Letters 346695

Only a selection of letters can be published. Priority goes to those that are brief and topical.

Letters 370 (photo credit: REUTERS)
Letters 370
(photo credit: REUTERS)
Not a panacea
Sir, – Karen Iris Tucker, in “The intellectual embargo: Political tool – or censorship of free ideas?” (Feature, March 14), seems to justify BDS, as if all the Palestinians’ problems are due to the Israeli occupation.
She ignores the fact that the living standard in Muslim countries is far lower than in the West Bank. She quotes Bashar Azzeh, who supports the boycott because the average Palestinian is poor. But he will be even poorer if the boycott closes Israeli factories that provide Arabs with well-paid jobs.
The water shortage was far worse when the West Bank was occupied by Jordan. Jerusalem was divided into districts and only one received water on a given day. Israel solved the problem by installing larger pumps.
I will support BDS when it is possible to discuss Islam freely in a Muslim university, and the BDS movement sanctions every country that occupies a neighbor’s territory.
Boycott by language?
Sir, – Alan Levine (“Does Israel have an economic strategy on Iran?” Opinion, March 14) writes about Samsung and its cooperation with Iran. This brought forth the idea of sanctions against the company. In connection to this, I would like to bring your readers’ attention to this incident.
Last year I was in New York City and wanted to buy a tablet for my daughter. In checking out the features of the Samsung tablets, I noticed there was a large selection of built-in languages.

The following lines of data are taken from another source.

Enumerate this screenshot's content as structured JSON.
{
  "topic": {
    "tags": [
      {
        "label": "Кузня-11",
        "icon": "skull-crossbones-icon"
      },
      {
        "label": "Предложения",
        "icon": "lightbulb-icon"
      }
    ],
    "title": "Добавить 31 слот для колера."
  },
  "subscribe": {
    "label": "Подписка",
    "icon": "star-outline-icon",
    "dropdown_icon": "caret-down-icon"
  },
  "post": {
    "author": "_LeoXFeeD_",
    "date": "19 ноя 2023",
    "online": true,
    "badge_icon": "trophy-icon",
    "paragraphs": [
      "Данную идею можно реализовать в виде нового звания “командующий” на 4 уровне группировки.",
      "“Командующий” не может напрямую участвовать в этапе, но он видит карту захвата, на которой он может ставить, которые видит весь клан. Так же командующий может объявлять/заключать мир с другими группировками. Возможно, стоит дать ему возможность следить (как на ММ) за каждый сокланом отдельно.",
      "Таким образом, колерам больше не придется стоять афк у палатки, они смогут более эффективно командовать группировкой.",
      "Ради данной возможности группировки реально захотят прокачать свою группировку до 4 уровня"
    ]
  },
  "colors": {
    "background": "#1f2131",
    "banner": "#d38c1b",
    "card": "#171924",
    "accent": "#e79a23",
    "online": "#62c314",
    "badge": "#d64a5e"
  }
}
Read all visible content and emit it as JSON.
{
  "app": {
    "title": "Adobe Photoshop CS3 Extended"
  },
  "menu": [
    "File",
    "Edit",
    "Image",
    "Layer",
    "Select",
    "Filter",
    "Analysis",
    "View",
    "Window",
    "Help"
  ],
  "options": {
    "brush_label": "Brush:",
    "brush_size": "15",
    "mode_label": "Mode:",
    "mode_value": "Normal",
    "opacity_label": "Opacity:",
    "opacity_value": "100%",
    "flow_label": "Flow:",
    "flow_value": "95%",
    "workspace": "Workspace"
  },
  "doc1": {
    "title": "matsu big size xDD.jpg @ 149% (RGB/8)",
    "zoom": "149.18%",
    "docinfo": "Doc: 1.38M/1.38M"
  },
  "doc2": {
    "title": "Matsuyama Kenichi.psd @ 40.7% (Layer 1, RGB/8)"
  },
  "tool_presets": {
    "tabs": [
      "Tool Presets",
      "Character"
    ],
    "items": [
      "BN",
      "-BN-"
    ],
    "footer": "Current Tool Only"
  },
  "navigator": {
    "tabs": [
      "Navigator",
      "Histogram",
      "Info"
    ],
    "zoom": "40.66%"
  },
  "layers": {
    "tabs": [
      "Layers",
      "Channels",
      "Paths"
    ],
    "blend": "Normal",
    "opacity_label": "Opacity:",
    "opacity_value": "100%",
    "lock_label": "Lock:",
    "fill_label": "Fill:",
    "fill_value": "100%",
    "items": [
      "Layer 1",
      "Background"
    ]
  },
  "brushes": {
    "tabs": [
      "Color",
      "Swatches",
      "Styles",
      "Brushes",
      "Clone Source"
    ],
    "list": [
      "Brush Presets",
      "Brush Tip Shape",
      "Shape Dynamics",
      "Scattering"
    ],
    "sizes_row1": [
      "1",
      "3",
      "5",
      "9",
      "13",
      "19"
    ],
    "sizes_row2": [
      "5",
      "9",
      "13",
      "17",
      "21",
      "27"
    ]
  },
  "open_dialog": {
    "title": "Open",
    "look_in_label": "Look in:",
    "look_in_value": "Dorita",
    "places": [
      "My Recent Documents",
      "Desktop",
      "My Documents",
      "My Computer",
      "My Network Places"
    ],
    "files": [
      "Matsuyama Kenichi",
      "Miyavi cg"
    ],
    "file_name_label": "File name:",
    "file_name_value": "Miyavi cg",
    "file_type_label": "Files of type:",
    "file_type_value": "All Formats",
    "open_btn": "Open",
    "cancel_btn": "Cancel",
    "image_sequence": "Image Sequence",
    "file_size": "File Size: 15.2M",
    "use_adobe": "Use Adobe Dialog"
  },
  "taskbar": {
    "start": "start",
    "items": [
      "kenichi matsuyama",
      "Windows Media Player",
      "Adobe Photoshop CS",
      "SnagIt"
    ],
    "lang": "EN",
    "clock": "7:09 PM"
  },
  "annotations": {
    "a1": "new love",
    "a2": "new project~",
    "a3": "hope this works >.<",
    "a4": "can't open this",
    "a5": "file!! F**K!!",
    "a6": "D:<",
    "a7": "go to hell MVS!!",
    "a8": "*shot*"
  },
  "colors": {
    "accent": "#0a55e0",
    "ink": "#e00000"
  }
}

There was no Hebrew. I checked in different stores and even asked the sales people to help me find the Hebrew language choice. No one could find it. Other tablets had Hebrew on their hard disks.
This surprised us.
I refused to buy the Samsung, explaining that if it did not have Hebrew it was useless to me. I did not want to buy it and then have to try to download it. In Israel, it comes with the language.
This experience made me think that Samsung is, for some reason, deliberately excluding Hebrew outside of Israel. The only conclusion I could come to is that it is some kind of a boycott.
Consumers in the US, and especially New York, should be made aware that Samsung is the only tablet in the area without Hebrew.
Golf (of sorts)
Sir, – Referring to “The surprising variety of Negev attractions” (Tour Israel, March 14), I would like to inform readers that there is now a “golf course” inside the Habsor-Eshkol National Park. The course is of the disc-golf variety, which is hugely popular in the US and other countries, and is much more suitable for water-short Israel than the more traditional golf.
There is no charge for playing, beyond the normal park entrance fee.
ZVI TEFF Karmiel
Disgusting letters
Sir, – I was disgusted by two letters (“Contentious cover, March 14) written in objection to your February 28 article on same-sex households.
Where do these people live? In the Middle Ages? If a child is loved and nurtured by both parents, as it should be, then who is to decide if the parents should be heterosexual or not? Any person willing to go through so much heartache and red tape for years to finally get what most of us take for granted – a child – fully deserves it. I applaud them.
Sir, – Reader Michael D. Hirsch’s letter about the article on samesex households asks when we will see a story about “a farm boy [who] wishes to enter into matrimony with his pet sheep.” Reader I. Kemp writes that although he/ she is “not religious... if Leviticus 18 makes me homophobic, I am so and without shame.” Reader Raphael Ben-Yosef states that “the child they [the same-sex couple] have brought into the world... will face the inquisitive gibes of playmates.”
The arrogance and ignorance of all these remarks is truly mind-boggling. May these letter writers find healing.
Write to: maglet@jpost.com
Only a selection of letters can be published. Priority goes to those that are brief and topical. Letters may be edited, and must bear the name and address of the writer.